The nature of work, at least in the developed countries, has changed dramatically over the last century. We live in increasingly complex societies which deliver apparently simple solutions to the complex problems of everyday life.

We go to supermarkets which have a vast array of products from all over the world; our financiers develop a constellation of financial products that soar and then crash; we have power and water delivered to homes without really knowing how; an artist spends a lifetime creating works that may have mass or only arcane appeal; thousands of ships come and go to our ports crewed by thousands, unloaded by thousands – all invisible to us.

The work we do tends to define who we are yet how many of us make active, informed choices in what our ‘line of work’ will be? Alain De Botton compellingly examines the world of work and how it intersects with our lives.

De Botton travels into different industries to see how they and the people in them work.

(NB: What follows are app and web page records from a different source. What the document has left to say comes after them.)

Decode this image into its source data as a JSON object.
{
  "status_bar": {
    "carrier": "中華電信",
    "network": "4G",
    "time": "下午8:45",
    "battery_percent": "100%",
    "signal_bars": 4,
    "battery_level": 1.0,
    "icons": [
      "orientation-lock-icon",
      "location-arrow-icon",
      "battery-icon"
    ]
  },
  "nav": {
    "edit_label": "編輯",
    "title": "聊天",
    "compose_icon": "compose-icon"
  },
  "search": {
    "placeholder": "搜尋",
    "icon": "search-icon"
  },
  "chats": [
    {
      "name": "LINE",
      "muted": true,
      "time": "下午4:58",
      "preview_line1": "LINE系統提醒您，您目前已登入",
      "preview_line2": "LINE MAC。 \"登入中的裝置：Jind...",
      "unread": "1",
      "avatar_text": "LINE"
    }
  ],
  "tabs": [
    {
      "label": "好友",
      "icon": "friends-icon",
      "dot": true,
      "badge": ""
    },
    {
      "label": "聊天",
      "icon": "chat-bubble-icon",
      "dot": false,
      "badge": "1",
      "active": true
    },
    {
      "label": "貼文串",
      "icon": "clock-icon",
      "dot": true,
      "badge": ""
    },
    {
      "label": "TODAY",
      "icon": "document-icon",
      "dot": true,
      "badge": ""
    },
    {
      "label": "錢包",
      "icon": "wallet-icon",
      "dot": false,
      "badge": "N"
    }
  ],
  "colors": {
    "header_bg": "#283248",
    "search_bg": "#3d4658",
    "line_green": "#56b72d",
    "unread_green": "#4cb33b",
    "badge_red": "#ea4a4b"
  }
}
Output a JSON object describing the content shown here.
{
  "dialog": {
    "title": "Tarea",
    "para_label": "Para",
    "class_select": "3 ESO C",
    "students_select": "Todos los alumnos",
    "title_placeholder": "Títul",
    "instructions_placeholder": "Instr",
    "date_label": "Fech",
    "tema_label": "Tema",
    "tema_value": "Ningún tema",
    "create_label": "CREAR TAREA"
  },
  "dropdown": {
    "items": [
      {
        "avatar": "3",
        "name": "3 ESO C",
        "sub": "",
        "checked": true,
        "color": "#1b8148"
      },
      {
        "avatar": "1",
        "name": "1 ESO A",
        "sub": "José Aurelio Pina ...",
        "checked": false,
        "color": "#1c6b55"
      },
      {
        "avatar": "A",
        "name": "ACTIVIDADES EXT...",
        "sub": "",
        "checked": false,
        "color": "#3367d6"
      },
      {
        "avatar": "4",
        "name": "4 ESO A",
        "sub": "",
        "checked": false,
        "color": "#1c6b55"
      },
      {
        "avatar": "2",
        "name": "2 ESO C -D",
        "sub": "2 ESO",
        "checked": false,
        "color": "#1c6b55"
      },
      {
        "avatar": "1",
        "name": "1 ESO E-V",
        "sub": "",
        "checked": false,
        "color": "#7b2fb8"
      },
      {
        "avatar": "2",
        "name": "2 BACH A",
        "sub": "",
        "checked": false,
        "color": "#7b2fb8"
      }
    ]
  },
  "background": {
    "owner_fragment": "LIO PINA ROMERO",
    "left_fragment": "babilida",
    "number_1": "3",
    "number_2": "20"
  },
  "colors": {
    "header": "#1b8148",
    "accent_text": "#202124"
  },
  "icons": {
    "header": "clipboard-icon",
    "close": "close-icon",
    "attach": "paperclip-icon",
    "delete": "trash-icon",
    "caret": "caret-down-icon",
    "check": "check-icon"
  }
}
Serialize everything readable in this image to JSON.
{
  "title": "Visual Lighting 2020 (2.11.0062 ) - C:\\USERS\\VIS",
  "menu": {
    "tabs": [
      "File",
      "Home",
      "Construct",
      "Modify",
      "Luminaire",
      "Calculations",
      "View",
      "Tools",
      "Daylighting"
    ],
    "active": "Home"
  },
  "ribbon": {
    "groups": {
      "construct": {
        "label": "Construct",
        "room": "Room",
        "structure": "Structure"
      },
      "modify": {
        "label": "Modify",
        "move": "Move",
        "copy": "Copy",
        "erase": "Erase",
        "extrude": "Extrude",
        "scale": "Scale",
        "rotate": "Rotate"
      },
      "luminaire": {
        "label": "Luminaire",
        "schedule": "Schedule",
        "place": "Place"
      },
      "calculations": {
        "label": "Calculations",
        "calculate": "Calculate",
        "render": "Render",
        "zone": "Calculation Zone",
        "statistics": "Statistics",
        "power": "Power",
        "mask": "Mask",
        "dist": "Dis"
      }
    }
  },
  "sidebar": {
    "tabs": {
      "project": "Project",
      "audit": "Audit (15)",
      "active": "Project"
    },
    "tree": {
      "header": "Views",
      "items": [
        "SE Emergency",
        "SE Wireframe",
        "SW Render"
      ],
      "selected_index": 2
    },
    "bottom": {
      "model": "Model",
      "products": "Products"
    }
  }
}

It is a fascinating and strangely thought-provoking exercise – do we ever think how a restaurant can serve (in the evening) oysters harvested in Tasmania in the morning, or how the vast wholesale food markets deliver to us, day in and day out?

What is the dynamic created when a biscuit company launches a new biscuit – and what constitutes ‘meaningful’ work? What is its impact when it is ‘stretched and subdivided across five thousand lives and half a dozen manufacturing sites’?

In another study, he comes across painter Mark Taylor, who spends five years working, painting a single oak tree; at the end of five years he sell four paintings (one to a couple in Melbourne – are you reading this?) In contrast to the biscuit maker, Taylor has made sacrifices for the sake of ‘creating objects that are more graceful and intelligent than we normally manage to be’.

In another encounter, he meets a Scottish engineer who installs electricity pylons and in his spare time was a founding member of the Pylon Appreciation Society, and who takes De Botton on a tour of the pylons that link London to a nuclear plant on the Kent coast. With Ian, ‘we had experienced things together that would be hard to share with others’.

In the end, our work distracts us, makes our world partially manageable, at times gives us a sense of accomplishment, puts food on our tables and as De Botton says, keeps us out of trouble.

Most of us work or have worked – De Botton provides a fascinating diversion, but perhaps not the answers. Regardless, diversion or not, it’s absolutely compelling.